This law is significant because it correlates the portions of orbit when a planet is close to the sun with those when it is further away and moves more slowly, and really means that the velocity at which a planet moves is part of the grander plan of the harmony of nature.
The third law states that the squares of the periods of any two planets are proportional to the cubes of the semimajor axes of their respective orbits the period being the time a planet takes to cover a whole orbital ellipse. The semimajor axes of an ellipse are the longest lines crossing the area covered by the ellipse, and including the two foci.
Answered by:
Roberto Ruggiu, M.S., Free-lance scientific consultant
Kepler's Laws of Planetary Motion were based upon observational data from Tycho Brahae, a Dane, and a very careful astronomical observer.
Based on these data, Kepler was able to formulate some general rules that gave a "best fit" to the data, although he was somewhat obsessed with making the planetary motions fit somehow into the Pythagorean ideal of the Five Perfect Solids. Kepler labored intensely to find a way to use the five solids to describe planetary motion, for he believed that some nested arrangement of the solids would show how the Creator meant Nature to be simple and elegant and geometrically symmetric.
Well, obviously, the five solids have nothing to do with the motions of the planets! So, Kepler eventually gave up on this crusade and admitted to himself that he would have to build a system that was BASED on the evidence of observational data. In this sense, Kepler was the father of experimental science!

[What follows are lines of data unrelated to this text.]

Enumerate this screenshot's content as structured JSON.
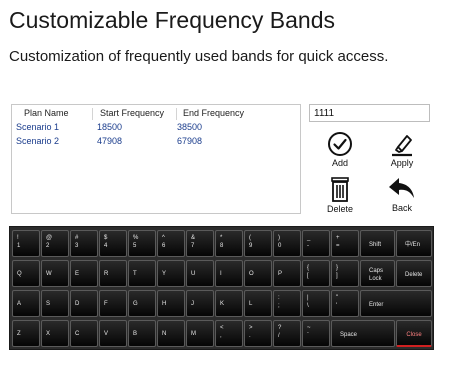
{
  "title": "Customizable Frequency Bands",
  "subtitle": "Customization of frequently used bands for quick access.",
  "table": {
    "headers": [
      "Plan Name",
      "Start Frequency",
      "End Frequency"
    ],
    "rows": [
      {
        "name": "Scenario 1",
        "start": "18500",
        "end": "38500"
      },
      {
        "name": "Scenario 2",
        "start": "47908",
        "end": "67908"
      }
    ]
  },
  "input": {
    "value": "1111"
  },
  "actions": {
    "add": "Add",
    "apply": "Apply",
    "delete": "Delete",
    "back": "Back"
  },
  "keyboard": {
    "row1": [
      {
        "t": "!",
        "b": "1"
      },
      {
        "t": "@",
        "b": "2"
      },
      {
        "t": "#",
        "b": "3"
      },
      {
        "t": "$",
        "b": "4"
      },
      {
        "t": "%",
        "b": "5"
      },
      {
        "t": "^",
        "b": "6"
      },
      {
        "t": "&",
        "b": "7"
      },
      {
        "t": "*",
        "b": "8"
      },
      {
        "t": "(",
        "b": "9"
      },
      {
        "t": ")",
        "b": "0"
      },
      {
        "t": "_",
        "b": "-"
      },
      {
        "t": "+",
        "b": "="
      }
    ],
    "row2": [
      "Q",
      "W",
      "E",
      "R",
      "T",
      "Y",
      "U",
      "I",
      "O",
      "P"
    ],
    "row2_brackets": [
      {
        "t": "{",
        "b": "["
      },
      {
        "t": "}",
        "b": "]"
      }
    ],
    "row3": [
      "A",
      "S",
      "D",
      "F",
      "G",
      "H",
      "J",
      "K",
      "L"
    ],
    "row3_punct": [
      {
        "t": ":",
        "b": ";"
      },
      {
        "t": "|",
        "b": "\\"
      },
      {
        "t": "\"",
        "b": "'"
      }
    ],
    "row4": [
      "Z",
      "X",
      "C",
      "V",
      "B",
      "N",
      "M"
    ],
    "row4_punct": [
      {
        "t": "<",
        "b": ","
      },
      {
        "t": ">",
        "b": "."
      },
      {
        "t": "?",
        "b": "/"
      },
      {
        "t": "~",
        "b": "`"
      }
    ],
    "shift": "Shift",
    "lang": "中/En",
    "caps_top": "Caps",
    "caps_bottom": "Lock",
    "delete": "Delete",
    "enter": "Enter",
    "space": "Space",
    "close": "Close"
  }
}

He abandoned his cherished idea of a universe based on geometric solids when it was obvious that it simply did not fit the evidence.
Back to Kepler's Laws.
Kepler's First Law states that planetary orbits follow elliptical paths.
Kepler's Second Law states that the areas swept out by a planet during equal time intervals must be identical. Imagine a pie chart, but with an ellipse rather than a circle. A slice of the pie for the Earth, representing one day's worth of motion when the Earth is near the sun will have the same AREA as a slice of the pie representing one day's worth of motion when the Earth is far from the sun. Even though the "near" pie slice will be thicker, it will also be more squat. Likewise, even though the "far" pie slice will be thinner, it will also be more tall. So, these thing compensate and when you calculate the area, you find they are identical for equal time intervals.
Kepler's Third Law states the relationship between the period of motion for a planet and the semi-major axis of the planet's elliptical orbit. The relationship is that the square of the period is proportional to the cube of the semi-major axis.
The really interesting thing is that Kepler's Laws "fall out" of Newton's Laws! For example, when you solve for the orbit of a planet using Newton's Laws, you get the equation for an ellipse. When you solve the general problem of motion under a central force (which gravity is) that varies as the inverse square of the distance (which gravity also is) using Newtonian analysis, Kepler's second and third Laws are self-evident. So, while Kepler used purely computational techniques to discover his Laws (meaning, he did a lot of number crunching), his Laws are obvious consequences of the analytical approach of Newton! This is an example of what is called the "correspondence principle," where newer theories must encompass any correct observations of past theories and/or laws.
Answered by:
Andrew Paradis, M.S., High School Physics and Calculus teacher, CT USA
'Science is facts; just as houses are made of stones, so is science made of facts; but a pile of stones is not a house and a collection of facts is not necessarily science.'